● **ACTIVITY**
Gather the lines from the material that contain "value".

● **DATA EXTRACTS**
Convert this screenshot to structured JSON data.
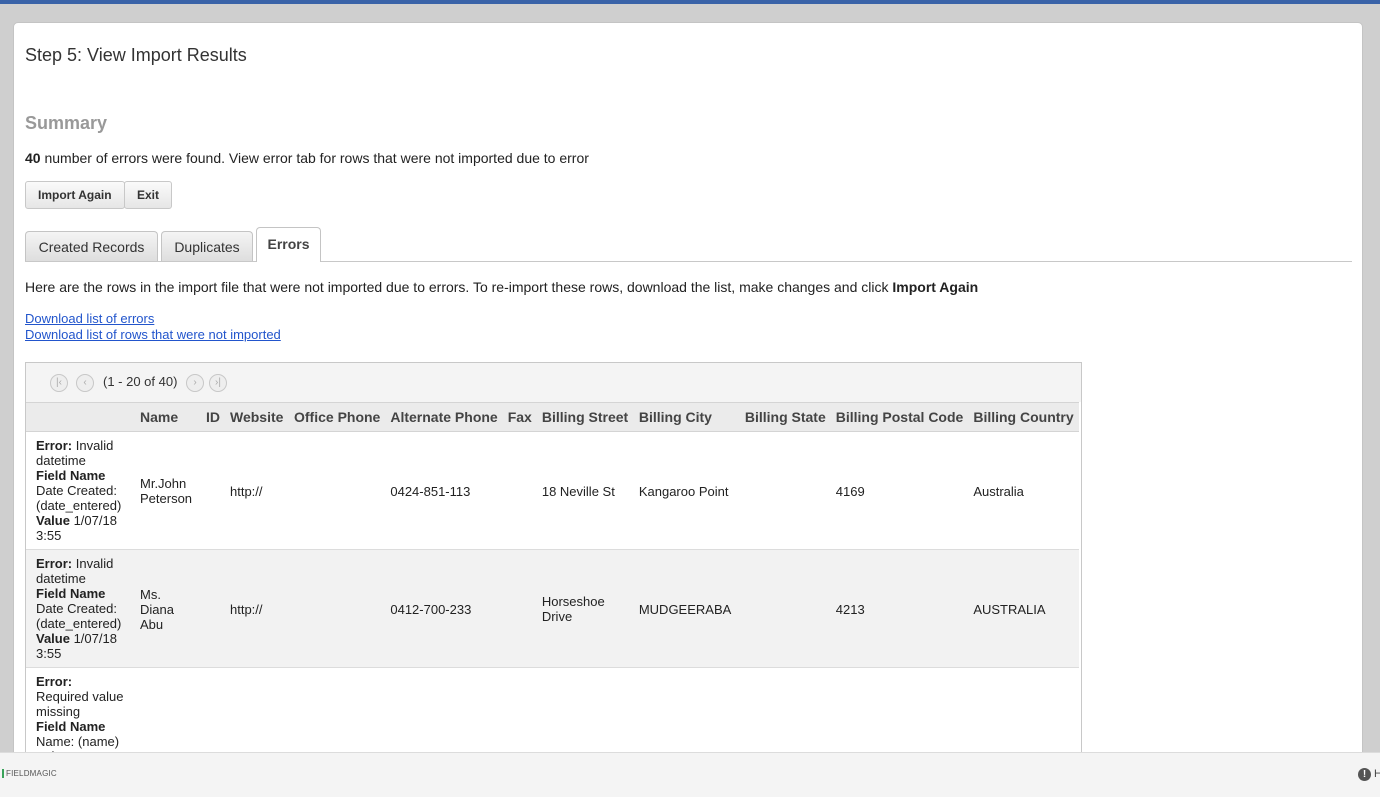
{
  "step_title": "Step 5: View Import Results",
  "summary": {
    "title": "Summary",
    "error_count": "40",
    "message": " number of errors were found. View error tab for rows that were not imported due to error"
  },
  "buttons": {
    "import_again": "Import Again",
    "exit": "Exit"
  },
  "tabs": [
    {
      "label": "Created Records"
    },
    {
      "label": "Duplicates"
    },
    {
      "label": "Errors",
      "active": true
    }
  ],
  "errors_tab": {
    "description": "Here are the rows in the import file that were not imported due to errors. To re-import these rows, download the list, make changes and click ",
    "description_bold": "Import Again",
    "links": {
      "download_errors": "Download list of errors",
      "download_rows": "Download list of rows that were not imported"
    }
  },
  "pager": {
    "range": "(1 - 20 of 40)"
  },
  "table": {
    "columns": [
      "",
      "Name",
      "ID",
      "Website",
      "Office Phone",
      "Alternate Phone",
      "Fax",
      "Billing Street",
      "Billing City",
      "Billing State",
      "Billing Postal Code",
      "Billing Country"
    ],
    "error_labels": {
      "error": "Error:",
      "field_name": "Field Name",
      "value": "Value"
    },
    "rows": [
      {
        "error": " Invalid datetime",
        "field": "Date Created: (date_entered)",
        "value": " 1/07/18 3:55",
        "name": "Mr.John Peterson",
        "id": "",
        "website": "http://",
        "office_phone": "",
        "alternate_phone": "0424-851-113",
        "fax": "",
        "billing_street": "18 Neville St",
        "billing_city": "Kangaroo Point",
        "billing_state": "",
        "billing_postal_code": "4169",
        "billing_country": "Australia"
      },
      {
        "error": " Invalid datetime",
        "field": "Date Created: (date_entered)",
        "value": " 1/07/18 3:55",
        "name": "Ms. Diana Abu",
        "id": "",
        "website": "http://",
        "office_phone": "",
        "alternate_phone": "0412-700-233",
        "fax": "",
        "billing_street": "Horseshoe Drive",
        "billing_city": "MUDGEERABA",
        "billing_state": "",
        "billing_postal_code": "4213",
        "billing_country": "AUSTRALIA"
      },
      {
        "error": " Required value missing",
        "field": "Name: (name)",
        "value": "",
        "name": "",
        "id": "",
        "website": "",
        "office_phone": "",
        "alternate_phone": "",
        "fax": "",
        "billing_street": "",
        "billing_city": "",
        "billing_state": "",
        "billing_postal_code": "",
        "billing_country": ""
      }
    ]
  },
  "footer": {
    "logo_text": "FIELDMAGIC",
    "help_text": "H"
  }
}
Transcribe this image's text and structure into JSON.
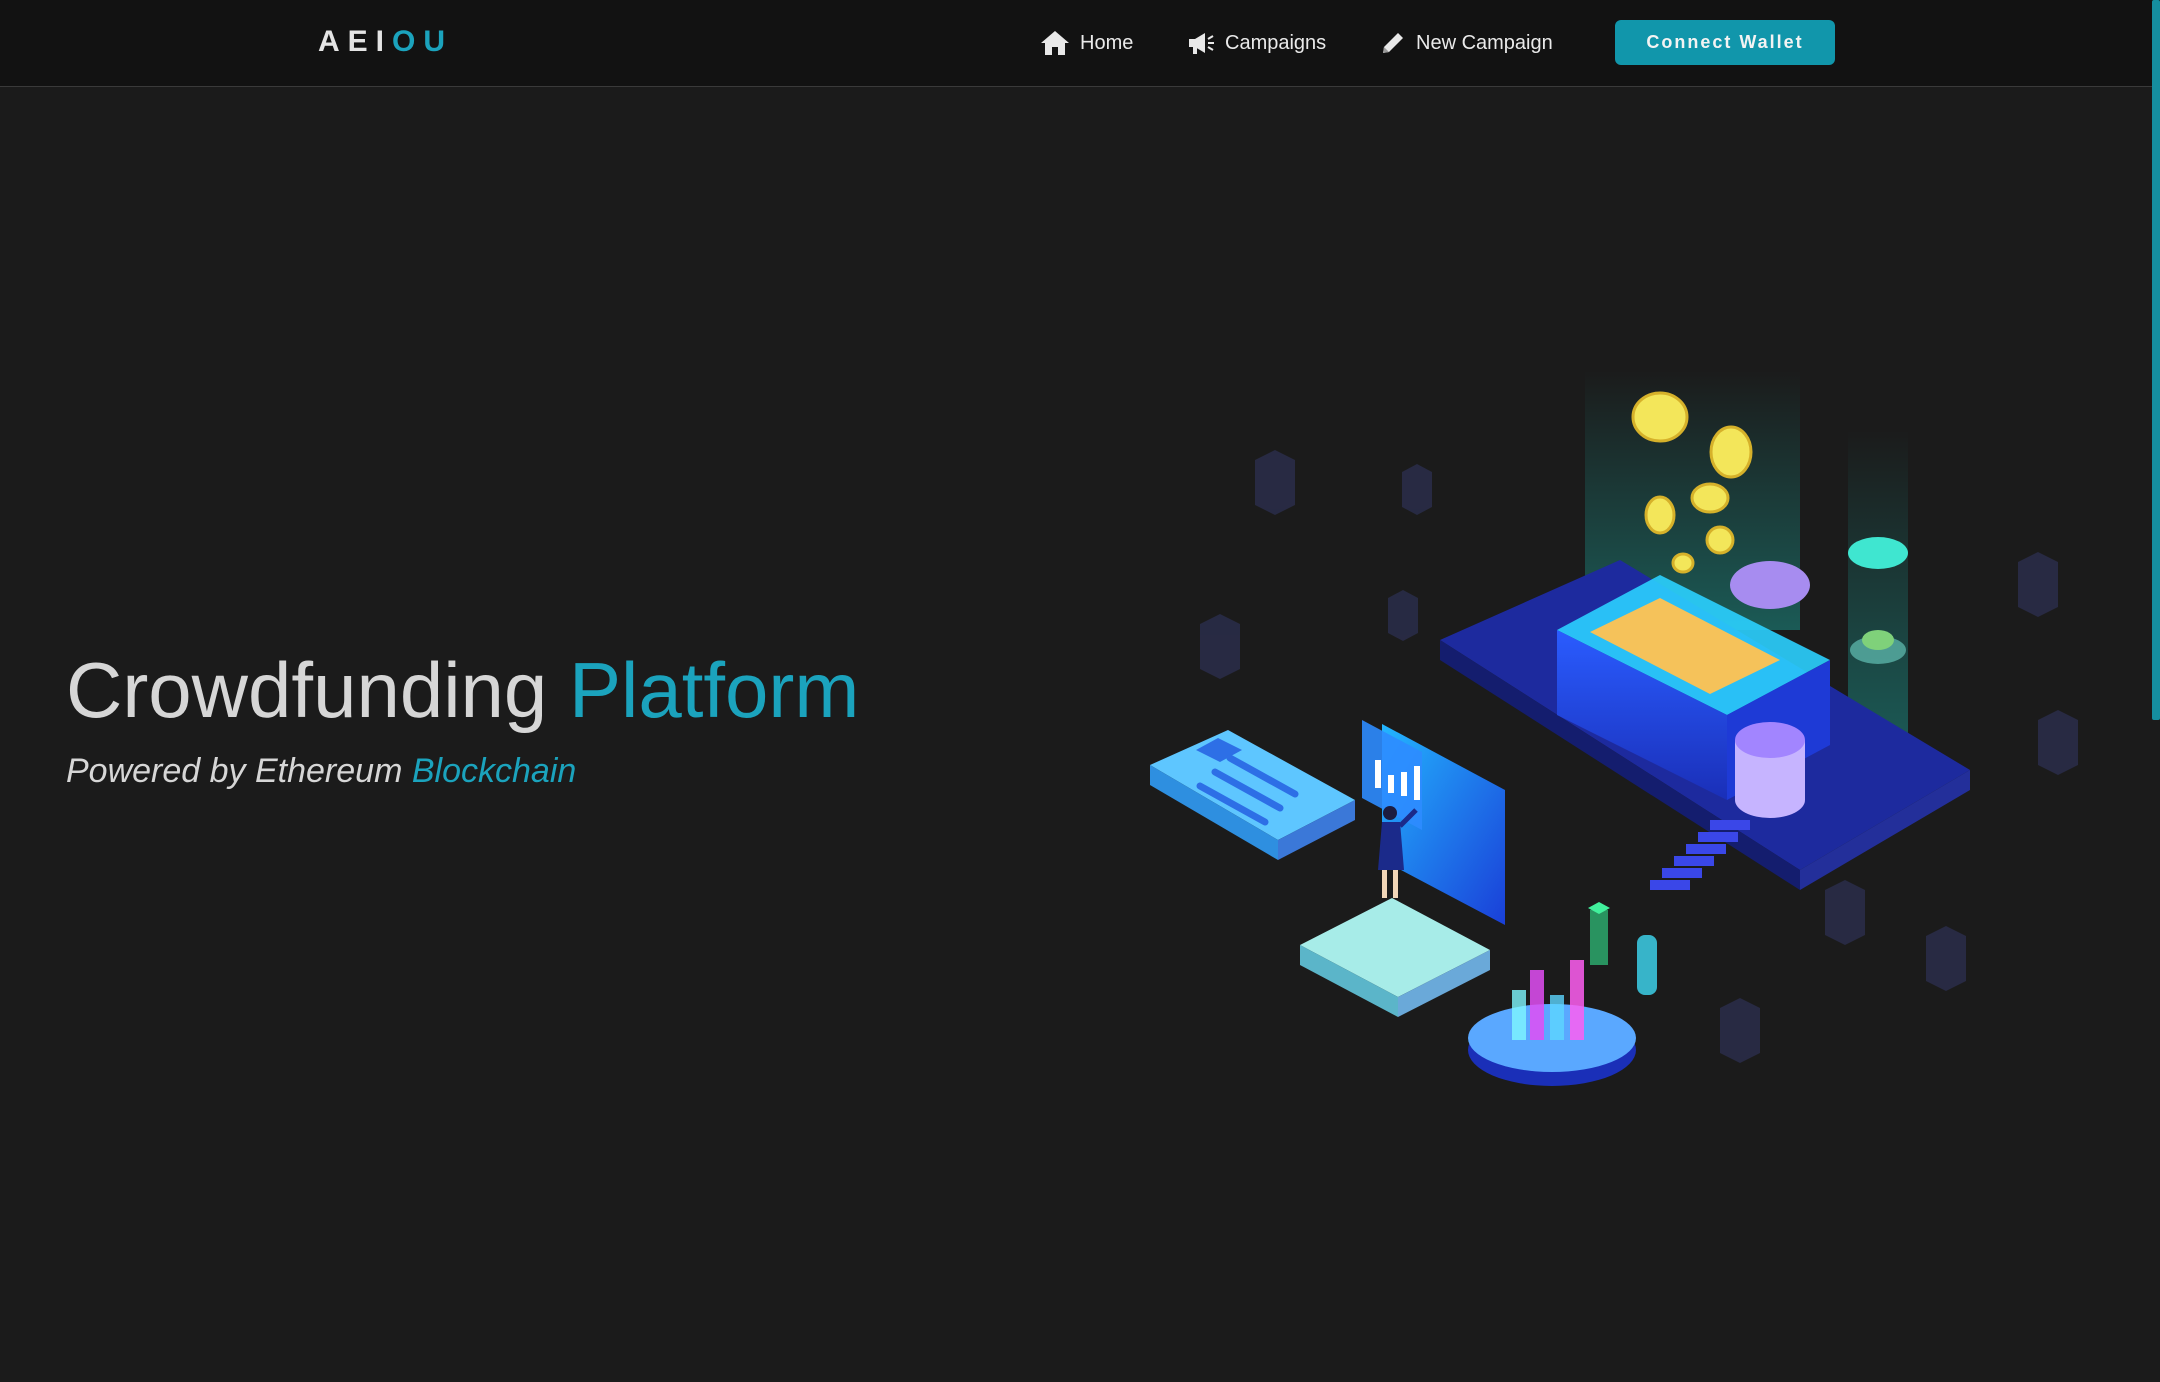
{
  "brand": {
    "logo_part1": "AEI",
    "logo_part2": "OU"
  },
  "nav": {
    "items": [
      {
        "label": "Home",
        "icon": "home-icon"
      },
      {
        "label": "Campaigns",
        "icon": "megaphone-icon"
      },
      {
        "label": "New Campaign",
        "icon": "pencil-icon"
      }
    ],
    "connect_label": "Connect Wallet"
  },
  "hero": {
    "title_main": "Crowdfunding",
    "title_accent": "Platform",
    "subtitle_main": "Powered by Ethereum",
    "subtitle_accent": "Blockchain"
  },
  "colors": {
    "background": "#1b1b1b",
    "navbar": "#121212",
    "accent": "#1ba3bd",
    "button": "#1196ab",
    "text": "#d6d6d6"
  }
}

● **REPLY**
      "value": "Value"
        "value": " 1/07/18 3:55",
        "value": " 1/07/18 3:55",
        "error": " Required value missing",
        "value": "",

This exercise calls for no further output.